MATERIAL FOR THIS TASK:

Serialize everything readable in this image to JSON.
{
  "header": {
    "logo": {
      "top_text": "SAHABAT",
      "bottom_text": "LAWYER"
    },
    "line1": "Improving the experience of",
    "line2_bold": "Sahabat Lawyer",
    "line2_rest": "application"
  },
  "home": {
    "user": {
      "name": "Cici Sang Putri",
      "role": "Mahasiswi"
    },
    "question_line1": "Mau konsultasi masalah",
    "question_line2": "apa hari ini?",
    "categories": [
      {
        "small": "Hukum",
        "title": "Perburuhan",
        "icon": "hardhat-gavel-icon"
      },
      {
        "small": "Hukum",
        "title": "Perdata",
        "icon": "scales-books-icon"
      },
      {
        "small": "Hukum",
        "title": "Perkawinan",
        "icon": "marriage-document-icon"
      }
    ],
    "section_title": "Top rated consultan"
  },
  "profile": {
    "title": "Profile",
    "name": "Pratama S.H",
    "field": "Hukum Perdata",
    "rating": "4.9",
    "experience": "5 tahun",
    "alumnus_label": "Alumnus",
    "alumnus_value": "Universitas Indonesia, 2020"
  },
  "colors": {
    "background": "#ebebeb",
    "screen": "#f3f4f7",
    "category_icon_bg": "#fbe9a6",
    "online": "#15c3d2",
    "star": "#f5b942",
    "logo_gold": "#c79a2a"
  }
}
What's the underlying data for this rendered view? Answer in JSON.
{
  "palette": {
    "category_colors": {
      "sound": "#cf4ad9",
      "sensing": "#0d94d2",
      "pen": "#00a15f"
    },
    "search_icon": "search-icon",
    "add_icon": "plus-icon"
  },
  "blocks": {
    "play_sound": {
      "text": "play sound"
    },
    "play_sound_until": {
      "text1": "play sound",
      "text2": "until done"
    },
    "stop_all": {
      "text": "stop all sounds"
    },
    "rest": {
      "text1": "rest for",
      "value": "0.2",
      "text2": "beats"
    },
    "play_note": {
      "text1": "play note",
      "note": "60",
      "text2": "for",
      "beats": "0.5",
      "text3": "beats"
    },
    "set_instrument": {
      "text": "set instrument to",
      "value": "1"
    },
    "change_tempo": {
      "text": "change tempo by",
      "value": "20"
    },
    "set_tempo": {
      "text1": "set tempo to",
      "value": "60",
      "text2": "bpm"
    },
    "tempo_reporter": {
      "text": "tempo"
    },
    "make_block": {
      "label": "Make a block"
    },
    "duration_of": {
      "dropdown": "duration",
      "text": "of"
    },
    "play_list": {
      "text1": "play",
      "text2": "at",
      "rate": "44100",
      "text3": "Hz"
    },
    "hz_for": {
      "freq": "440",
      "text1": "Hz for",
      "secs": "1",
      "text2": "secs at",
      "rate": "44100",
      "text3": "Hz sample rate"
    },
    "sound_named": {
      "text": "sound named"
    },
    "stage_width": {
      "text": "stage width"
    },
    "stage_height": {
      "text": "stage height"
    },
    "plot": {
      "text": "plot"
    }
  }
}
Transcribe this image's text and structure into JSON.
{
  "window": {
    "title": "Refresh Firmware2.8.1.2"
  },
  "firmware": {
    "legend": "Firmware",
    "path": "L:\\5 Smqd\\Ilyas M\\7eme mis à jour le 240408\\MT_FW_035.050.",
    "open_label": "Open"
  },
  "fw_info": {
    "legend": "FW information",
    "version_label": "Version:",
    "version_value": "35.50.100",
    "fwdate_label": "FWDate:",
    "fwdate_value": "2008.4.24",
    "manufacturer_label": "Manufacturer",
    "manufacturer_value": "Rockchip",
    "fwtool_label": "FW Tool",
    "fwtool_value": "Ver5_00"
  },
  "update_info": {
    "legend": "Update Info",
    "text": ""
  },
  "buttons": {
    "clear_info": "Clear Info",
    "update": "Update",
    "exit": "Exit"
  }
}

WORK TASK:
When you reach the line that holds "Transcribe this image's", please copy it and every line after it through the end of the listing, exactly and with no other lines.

RESPONSE TO THIS TASK:
Transcribe this image's text and structure into JSON.
{
  "window": {
    "title": "Refresh Firmware2.8.1.2"
  },
  "firmware": {
    "legend": "Firmware",
    "path": "L:\\5 Smqd\\Ilyas M\\7eme mis à jour le 240408\\MT_FW_035.050.",
    "open_label": "Open"
  },
  "fw_info": {
    "legend": "FW information",
    "version_label": "Version:",
    "version_value": "35.50.100",
    "fwdate_label": "FWDate:",
    "fwdate_value": "2008.4.24",
    "manufacturer_label": "Manufacturer",
    "manufacturer_value": "Rockchip",
    "fwtool_label": "FW Tool",
    "fwtool_value": "Ver5_00"
  },
  "update_info": {
    "legend": "Update Info",
    "text": ""
  },
  "buttons": {
    "clear_info": "Clear Info",
    "update": "Update",
    "exit": "Exit"
  }
}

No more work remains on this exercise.